• **WHAT YOU HAVE TO DO**
Retype every line below precisely as it appears.

SOURCE DATA section start

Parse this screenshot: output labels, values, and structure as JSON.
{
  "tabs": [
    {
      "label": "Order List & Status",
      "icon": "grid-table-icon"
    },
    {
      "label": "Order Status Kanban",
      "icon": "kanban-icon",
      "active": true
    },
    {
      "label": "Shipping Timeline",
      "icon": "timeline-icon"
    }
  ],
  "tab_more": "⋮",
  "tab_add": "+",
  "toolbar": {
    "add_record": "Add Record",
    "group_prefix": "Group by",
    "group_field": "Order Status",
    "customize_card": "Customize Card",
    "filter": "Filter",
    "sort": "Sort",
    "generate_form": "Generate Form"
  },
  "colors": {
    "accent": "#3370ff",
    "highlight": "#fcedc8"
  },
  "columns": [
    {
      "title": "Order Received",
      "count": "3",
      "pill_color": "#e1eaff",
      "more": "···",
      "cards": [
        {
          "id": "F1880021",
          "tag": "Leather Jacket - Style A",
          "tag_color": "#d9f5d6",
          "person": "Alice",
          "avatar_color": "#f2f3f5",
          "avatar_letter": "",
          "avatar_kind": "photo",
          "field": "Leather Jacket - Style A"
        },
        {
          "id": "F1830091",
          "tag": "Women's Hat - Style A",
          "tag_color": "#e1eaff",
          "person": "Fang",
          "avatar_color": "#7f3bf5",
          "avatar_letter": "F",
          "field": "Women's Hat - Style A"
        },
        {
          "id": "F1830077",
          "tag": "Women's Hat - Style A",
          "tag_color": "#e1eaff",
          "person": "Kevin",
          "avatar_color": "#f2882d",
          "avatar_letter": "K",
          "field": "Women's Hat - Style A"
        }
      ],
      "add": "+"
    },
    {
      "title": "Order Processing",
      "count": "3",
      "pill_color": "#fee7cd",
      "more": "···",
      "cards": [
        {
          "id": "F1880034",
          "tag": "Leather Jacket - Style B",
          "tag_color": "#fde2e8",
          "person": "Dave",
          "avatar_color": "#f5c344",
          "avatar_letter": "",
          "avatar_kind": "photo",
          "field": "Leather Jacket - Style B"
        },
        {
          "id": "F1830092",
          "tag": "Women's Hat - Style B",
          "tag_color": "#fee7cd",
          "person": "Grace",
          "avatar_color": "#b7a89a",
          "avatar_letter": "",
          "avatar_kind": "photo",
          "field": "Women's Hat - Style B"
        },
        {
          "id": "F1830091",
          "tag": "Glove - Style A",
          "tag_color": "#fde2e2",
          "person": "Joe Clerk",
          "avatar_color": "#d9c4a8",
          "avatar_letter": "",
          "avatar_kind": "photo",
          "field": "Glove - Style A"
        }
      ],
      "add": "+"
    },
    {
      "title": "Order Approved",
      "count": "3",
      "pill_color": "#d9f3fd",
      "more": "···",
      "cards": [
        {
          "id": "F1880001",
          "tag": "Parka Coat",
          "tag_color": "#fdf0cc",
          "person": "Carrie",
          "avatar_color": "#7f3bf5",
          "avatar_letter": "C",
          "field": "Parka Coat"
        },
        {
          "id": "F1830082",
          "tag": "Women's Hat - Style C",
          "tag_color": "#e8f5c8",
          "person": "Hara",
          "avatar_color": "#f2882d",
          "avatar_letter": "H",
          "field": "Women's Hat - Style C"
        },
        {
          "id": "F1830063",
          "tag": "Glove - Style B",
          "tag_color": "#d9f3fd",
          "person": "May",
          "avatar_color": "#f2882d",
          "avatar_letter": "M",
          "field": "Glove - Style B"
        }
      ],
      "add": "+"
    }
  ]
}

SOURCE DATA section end

• **EXERCISE RESPONSE**
Parse this screenshot: output labels, values, and structure as JSON.
{
  "tabs": [
    {
      "label": "Order List & Status",
      "icon": "grid-table-icon"
    },
    {
      "label": "Order Status Kanban",
      "icon": "kanban-icon",
      "active": true
    },
    {
      "label": "Shipping Timeline",
      "icon": "timeline-icon"
    }
  ],
  "tab_more": "⋮",
  "tab_add": "+",
  "toolbar": {
    "add_record": "Add Record",
    "group_prefix": "Group by",
    "group_field": "Order Status",
    "customize_card": "Customize Card",
    "filter": "Filter",
    "sort": "Sort",
    "generate_form": "Generate Form"
  },
  "colors": {
    "accent": "#3370ff",
    "highlight": "#fcedc8"
  },
  "columns": [
    {
      "title": "Order Received",
      "count": "3",
      "pill_color": "#e1eaff",
      "more": "···",
      "cards": [
        {
          "id": "F1880021",
          "tag": "Leather Jacket - Style A",
          "tag_color": "#d9f5d6",
          "person": "Alice",
          "avatar_color": "#f2f3f5",
          "avatar_letter": "",
          "avatar_kind": "photo",
          "field": "Leather Jacket - Style A"
        },
        {
          "id": "F1830091",
          "tag": "Women's Hat - Style A",
          "tag_color": "#e1eaff",
          "person": "Fang",
          "avatar_color": "#7f3bf5",
          "avatar_letter": "F",
          "field": "Women's Hat - Style A"
        },
        {
          "id": "F1830077",
          "tag": "Women's Hat - Style A",
          "tag_color": "#e1eaff",
          "person": "Kevin",
          "avatar_color": "#f2882d",
          "avatar_letter": "K",
          "field": "Women's Hat - Style A"
        }
      ],
      "add": "+"
    },
    {
      "title": "Order Processing",
      "count": "3",
      "pill_color": "#fee7cd",
      "more": "···",
      "cards": [
        {
          "id": "F1880034",
          "tag": "Leather Jacket - Style B",
          "tag_color": "#fde2e8",
          "person": "Dave",
          "avatar_color": "#f5c344",
          "avatar_letter": "",
          "avatar_kind": "photo",
          "field": "Leather Jacket - Style B"
        },
        {
          "id": "F1830092",
          "tag": "Women's Hat - Style B",
          "tag_color": "#fee7cd",
          "person": "Grace",
          "avatar_color": "#b7a89a",
          "avatar_letter": "",
          "avatar_kind": "photo",
          "field": "Women's Hat - Style B"
        },
        {
          "id": "F1830091",
          "tag": "Glove - Style A",
          "tag_color": "#fde2e2",
          "person": "Joe Clerk",
          "avatar_color": "#d9c4a8",
          "avatar_letter": "",
          "avatar_kind": "photo",
          "field": "Glove - Style A"
        }
      ],
      "add": "+"
    },
    {
      "title": "Order Approved",
      "count": "3",
      "pill_color": "#d9f3fd",
      "more": "···",
      "cards": [
        {
          "id": "F1880001",
          "tag": "Parka Coat",
          "tag_color": "#fdf0cc",
          "person": "Carrie",
          "avatar_color": "#7f3bf5",
          "avatar_letter": "C",
          "field": "Parka Coat"
        },
        {
          "id": "F1830082",
          "tag": "Women's Hat - Style C",
          "tag_color": "#e8f5c8",
          "person": "Hara",
          "avatar_color": "#f2882d",
          "avatar_letter": "H",
          "field": "Women's Hat - Style C"
        },
        {
          "id": "F1830063",
          "tag": "Glove - Style B",
          "tag_color": "#d9f3fd",
          "person": "May",
          "avatar_color": "#f2882d",
          "avatar_letter": "M",
          "field": "Glove - Style B"
        }
      ],
      "add": "+"
    }
  ]
}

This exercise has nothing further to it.